The Library of Celsus
The Library of Celsus is one of the surviving samples of the Roman Empire libraries and an architectural masterpiece that twelve thousand scrolls were on its shelves once. It was built for the memory of Tiberius Julius Celsus Polemaeanus by his son Gaius Julius Aquila as a public library for Ephesians.
The library was 180 square meters that contains Celsus’s marble-decorated tomb in the cellar. Female statues of personifications of virtues -Sophia (wisdom), Episteme (knowledge), Ennoia (intelligence), Arete (excellence)- are giving the message that the man whom the library was built for have those virtues and points out that the visitors can gain them by reading the library’s resources. However, a statue of Celsus which was located on the second level of the facade once can be seen in the Istanbul Archaeological Museum.

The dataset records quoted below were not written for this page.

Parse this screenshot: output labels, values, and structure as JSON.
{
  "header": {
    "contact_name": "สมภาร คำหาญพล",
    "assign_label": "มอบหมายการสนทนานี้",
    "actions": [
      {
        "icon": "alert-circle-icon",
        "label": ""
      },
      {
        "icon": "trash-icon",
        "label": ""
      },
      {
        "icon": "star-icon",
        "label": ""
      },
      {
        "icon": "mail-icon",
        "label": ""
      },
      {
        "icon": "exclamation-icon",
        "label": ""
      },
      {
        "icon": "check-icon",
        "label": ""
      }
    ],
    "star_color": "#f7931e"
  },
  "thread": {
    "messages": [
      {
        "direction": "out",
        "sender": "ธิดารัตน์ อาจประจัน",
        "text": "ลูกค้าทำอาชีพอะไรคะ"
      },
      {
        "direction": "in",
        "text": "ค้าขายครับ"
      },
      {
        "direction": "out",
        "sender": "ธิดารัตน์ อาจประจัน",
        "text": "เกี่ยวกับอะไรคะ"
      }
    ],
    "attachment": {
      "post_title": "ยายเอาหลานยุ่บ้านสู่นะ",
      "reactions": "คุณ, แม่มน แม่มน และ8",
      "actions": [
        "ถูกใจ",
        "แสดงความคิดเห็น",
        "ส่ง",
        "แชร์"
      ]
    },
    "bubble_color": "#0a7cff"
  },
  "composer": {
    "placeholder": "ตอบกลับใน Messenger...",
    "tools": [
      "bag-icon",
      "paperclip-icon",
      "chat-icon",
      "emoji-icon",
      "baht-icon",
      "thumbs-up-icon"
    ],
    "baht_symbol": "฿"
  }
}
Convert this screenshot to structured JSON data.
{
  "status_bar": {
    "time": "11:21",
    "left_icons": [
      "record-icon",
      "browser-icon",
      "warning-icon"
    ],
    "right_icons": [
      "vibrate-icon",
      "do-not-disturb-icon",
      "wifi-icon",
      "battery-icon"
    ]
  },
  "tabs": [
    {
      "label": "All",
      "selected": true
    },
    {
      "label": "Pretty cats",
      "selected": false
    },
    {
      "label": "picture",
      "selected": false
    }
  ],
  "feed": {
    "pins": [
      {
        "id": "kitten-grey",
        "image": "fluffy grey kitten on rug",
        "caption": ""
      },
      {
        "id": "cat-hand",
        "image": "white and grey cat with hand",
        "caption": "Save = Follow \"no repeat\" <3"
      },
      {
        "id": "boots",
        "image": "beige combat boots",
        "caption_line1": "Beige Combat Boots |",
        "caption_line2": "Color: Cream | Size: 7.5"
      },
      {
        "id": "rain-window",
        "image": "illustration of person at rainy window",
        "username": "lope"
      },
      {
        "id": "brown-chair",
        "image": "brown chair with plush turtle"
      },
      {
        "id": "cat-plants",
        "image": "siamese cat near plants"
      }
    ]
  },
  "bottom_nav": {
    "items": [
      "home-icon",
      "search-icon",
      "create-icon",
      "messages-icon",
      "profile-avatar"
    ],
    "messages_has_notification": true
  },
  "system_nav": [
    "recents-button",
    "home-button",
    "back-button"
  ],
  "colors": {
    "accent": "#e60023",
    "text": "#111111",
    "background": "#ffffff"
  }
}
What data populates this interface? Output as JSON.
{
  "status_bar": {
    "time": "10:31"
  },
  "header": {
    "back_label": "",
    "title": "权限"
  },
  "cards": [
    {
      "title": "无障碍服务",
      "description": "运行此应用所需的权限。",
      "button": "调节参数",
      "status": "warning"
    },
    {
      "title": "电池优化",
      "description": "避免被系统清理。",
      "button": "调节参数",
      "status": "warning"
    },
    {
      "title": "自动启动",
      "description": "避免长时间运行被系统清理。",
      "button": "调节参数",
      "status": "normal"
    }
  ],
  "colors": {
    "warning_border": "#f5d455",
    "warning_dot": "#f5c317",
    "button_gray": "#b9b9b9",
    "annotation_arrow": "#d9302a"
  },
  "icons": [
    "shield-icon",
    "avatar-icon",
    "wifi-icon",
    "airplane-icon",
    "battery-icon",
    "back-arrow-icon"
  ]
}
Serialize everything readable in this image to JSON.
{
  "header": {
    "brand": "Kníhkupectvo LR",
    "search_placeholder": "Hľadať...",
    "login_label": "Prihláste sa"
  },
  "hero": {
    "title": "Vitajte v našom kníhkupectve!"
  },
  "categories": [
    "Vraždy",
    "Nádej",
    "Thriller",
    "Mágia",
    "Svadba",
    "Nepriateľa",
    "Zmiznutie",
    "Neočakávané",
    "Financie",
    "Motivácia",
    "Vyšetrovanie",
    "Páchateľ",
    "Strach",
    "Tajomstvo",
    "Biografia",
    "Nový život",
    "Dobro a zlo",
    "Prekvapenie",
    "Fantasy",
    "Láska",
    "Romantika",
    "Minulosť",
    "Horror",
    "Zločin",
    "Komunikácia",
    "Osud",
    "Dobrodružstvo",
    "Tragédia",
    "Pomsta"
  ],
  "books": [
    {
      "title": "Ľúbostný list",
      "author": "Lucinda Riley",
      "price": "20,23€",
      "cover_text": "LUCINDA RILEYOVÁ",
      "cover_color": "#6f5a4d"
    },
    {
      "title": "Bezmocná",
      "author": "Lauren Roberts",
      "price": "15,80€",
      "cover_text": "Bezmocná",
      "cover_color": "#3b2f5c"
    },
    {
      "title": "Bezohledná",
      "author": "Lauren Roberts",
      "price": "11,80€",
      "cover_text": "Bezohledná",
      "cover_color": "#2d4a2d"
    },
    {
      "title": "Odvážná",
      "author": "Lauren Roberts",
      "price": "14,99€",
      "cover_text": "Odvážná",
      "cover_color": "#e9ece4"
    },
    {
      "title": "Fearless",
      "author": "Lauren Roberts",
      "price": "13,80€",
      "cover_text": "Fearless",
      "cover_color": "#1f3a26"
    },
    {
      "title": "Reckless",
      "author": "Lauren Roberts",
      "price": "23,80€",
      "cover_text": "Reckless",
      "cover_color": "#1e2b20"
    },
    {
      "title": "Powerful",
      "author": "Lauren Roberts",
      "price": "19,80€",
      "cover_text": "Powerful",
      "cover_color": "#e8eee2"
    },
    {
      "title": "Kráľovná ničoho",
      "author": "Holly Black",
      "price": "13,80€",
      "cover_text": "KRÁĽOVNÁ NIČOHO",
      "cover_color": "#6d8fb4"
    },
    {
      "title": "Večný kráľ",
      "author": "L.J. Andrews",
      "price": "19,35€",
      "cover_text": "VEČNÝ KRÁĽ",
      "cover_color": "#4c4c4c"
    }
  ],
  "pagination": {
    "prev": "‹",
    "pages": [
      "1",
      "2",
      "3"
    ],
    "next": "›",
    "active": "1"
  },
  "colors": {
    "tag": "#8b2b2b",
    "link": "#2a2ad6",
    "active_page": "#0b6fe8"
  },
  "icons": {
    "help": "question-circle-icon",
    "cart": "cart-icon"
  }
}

It portrayed Celsus in the military garments that may underline that his descendants are proud of his military career because the library construction ended after he passed away.
The earthquakes and fire inflicted serious damage to the library but yet its ruins which reach today have a stunning and iconic view.